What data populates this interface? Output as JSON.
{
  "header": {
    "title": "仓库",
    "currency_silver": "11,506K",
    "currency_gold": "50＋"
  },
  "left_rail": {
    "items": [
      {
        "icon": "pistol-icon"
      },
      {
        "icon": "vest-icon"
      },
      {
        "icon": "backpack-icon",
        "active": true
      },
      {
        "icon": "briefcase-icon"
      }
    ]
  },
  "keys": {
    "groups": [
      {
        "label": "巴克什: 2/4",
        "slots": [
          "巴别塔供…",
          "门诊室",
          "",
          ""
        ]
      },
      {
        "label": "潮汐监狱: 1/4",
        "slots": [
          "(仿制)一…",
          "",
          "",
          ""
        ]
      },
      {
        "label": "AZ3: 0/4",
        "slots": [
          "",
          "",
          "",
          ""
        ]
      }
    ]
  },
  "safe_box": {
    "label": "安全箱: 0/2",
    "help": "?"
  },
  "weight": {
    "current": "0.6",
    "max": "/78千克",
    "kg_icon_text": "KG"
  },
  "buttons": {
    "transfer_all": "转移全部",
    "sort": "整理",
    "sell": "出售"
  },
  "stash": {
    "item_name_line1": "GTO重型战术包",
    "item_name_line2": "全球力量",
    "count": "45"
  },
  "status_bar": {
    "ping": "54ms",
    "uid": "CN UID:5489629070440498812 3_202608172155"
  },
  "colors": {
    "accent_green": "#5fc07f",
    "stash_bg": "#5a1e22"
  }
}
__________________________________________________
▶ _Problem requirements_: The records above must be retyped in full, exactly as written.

▶ _Task answer_:
What data populates this interface? Output as JSON.
{
  "header": {
    "title": "仓库",
    "currency_silver": "11,506K",
    "currency_gold": "50＋"
  },
  "left_rail": {
    "items": [
      {
        "icon": "pistol-icon"
      },
      {
        "icon": "vest-icon"
      },
      {
        "icon": "backpack-icon",
        "active": true
      },
      {
        "icon": "briefcase-icon"
      }
    ]
  },
  "keys": {
    "groups": [
      {
        "label": "巴克什: 2/4",
        "slots": [
          "巴别塔供…",
          "门诊室",
          "",
          ""
        ]
      },
      {
        "label": "潮汐监狱: 1/4",
        "slots": [
          "(仿制)一…",
          "",
          "",
          ""
        ]
      },
      {
        "label": "AZ3: 0/4",
        "slots": [
          "",
          "",
          "",
          ""
        ]
      }
    ]
  },
  "safe_box": {
    "label": "安全箱: 0/2",
    "help": "?"
  },
  "weight": {
    "current": "0.6",
    "max": "/78千克",
    "kg_icon_text": "KG"
  },
  "buttons": {
    "transfer_all": "转移全部",
    "sort": "整理",
    "sell": "出售"
  },
  "stash": {
    "item_name_line1": "GTO重型战术包",
    "item_name_line2": "全球力量",
    "count": "45"
  },
  "status_bar": {
    "ping": "54ms",
    "uid": "CN UID:5489629070440498812 3_202608172155"
  },
  "colors": {
    "accent_green": "#5fc07f",
    "stash_bg": "#5a1e22"
  }
}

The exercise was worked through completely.